The first time I heard of the Sweet Home Chicago ordinance was on a chilly December day in 2009. A large group of protesters gathered outside of 2nd Ward Alderman Bob Fioretti's office on a very chilly day, demanding that Tax Increment Financing District dollars be used to fund affordable housing.
It was so cold as we interviewed housing advocates and officials that I remember Micah Maidenberg's teeth chattering. Why do groups of angry citizens always gather in cold weather?
Nearly a year and a half later, with slightly better weather, that ordinance finally passed. After numerous legislative battles, the ordinance is in slightly different shape than back then. Still, housing advocates are calling the measure, passed by the Chicago City Council, a victory for affordable housing in Chicago.
What's changed? Get the scoop.
The original ordinance called for a pretty big piece of the TIF funding pie: 20 percent of all TIF dollars collected would be set aside to use for affordable housing. Mayor Richard M. Daley and his allies on the council were not too pleased. TIF dollars have been called the mayor's secret piggy bank, and how would you react if someone wanted to smash your piggy bank and make off with 20 percent of your pennies?
At one point in the struggle, two ordinances appeared--one the actual Sweet Home Chicago ordinance, and a black swan ordinance introduced by Alderman Patrick O'Connor that looked nice on paper but was quite a bit weaker than the original.

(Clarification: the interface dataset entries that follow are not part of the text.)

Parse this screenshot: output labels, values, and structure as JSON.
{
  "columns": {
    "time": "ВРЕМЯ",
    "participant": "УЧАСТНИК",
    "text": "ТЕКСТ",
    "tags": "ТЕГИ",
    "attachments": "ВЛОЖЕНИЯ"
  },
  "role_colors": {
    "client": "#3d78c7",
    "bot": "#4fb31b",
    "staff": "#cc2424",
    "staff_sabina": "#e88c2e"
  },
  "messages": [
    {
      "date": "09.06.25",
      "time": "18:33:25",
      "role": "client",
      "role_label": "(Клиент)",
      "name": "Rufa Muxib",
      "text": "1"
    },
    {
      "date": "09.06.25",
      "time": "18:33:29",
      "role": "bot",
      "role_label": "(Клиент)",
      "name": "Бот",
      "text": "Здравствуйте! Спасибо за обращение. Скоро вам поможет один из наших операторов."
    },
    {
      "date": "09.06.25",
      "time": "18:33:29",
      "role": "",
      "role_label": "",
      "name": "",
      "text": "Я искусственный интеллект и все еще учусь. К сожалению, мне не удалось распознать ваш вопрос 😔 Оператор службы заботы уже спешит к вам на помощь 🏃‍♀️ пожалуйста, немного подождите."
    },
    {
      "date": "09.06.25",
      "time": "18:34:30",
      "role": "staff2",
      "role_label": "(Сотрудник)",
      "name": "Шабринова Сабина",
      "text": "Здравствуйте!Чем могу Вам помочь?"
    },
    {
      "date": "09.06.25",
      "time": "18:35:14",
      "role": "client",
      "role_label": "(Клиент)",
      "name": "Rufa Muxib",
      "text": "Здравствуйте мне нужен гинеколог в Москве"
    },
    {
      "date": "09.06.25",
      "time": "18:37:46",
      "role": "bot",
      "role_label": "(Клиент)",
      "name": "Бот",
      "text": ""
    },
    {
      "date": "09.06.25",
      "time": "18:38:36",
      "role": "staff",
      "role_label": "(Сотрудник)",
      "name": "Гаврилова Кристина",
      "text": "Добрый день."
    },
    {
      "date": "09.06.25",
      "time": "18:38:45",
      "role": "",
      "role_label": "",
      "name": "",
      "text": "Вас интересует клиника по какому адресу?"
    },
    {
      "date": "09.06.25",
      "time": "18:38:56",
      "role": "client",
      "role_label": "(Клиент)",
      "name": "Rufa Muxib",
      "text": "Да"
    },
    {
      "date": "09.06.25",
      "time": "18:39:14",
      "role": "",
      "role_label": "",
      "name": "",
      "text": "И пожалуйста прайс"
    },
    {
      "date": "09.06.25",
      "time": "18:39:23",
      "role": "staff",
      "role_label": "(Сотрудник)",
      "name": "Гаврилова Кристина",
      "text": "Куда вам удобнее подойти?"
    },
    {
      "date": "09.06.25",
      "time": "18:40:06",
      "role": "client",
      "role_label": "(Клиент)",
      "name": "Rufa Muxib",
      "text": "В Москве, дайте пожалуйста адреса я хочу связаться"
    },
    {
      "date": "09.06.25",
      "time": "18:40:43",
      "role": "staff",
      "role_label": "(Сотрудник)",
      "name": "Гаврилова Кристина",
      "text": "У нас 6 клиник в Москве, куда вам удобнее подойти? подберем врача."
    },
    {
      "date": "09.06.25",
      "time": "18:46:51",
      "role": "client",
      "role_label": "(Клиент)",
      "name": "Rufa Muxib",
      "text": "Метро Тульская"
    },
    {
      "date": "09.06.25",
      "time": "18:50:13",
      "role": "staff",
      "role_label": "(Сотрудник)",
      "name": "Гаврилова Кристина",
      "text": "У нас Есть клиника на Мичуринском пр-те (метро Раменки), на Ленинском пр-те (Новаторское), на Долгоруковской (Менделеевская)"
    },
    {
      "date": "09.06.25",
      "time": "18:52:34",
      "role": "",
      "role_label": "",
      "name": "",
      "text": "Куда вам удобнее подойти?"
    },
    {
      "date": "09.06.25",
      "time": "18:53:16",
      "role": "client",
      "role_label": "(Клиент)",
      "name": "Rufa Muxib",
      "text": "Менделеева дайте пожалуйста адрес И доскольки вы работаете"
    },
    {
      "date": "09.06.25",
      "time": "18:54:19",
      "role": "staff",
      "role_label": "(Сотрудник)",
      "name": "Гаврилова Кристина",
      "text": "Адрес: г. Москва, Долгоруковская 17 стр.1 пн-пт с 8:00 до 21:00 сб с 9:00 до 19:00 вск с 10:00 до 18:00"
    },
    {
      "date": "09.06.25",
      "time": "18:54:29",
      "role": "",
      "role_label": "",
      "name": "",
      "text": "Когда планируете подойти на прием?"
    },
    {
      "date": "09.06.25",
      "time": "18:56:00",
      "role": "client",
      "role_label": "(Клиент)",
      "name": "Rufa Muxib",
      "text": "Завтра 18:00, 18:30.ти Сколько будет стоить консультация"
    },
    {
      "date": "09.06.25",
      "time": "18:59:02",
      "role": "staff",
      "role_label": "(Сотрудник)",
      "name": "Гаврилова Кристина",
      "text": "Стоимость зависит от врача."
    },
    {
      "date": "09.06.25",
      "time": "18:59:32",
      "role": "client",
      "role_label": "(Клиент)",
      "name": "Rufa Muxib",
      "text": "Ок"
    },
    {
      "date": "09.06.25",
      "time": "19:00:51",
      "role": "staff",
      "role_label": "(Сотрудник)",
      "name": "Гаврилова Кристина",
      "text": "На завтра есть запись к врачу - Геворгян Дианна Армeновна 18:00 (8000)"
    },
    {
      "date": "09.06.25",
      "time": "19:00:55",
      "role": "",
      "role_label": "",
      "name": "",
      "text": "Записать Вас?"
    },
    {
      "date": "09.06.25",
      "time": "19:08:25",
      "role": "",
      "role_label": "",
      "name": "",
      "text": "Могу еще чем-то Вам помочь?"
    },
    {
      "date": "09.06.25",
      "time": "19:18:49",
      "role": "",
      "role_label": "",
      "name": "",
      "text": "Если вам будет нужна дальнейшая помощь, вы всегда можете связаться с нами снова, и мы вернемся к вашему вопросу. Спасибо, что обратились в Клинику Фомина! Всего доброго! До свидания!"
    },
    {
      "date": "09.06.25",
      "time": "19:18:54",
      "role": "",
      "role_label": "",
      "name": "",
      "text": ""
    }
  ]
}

But in all this year and a half struggle, one thing has not changed: the need for affordable housing. The Chicago Reporter recently found that half of all homeowners and renters are paying more than they can afford for housing, prompting our Publisher Alden Loury to ask: If not now, when?
The ordinance passed yesterdy will likely create more affordable housing, but perhaps not on the scale originally envisioned by the community groups supporting Sweet Home Chicago. Instead of setting aside a chunk of TIF dollars for housing, the ordinance passed today allows Chicago citizens to apply for TIF funding to help them purchase and rehab vacant housing in the city. Homebuyers and developers could receive up to 50 percent of the purchase price and rehab cost if they agree to make at least half of the units affordable to those making less than the median income.
A victory? For sure. But backers of the original ordinance say they're going to continue to fight for larger guarantees of city money spent on affordable housing.
The thing I found most interesting is how a coalition of community groups took an ordinance from dream to slightly-altered-but-still-palatable reality. When I first covered this ordinance at that freezing-cold rally, it seemed like a long-shot. The coalition waged a battle, getting alderman after alderman to sign on, and kept pushing, even when the mayor and his allies were dead set against it.
Perhaps even more profound than any affordable housing gain is the fact that a law envisioned by the people, rather than politicians, went from idea to reality. In a city known for its indifference to its citizens, that's a victory that city leaders won't likely forget.
Photo credit: William Ross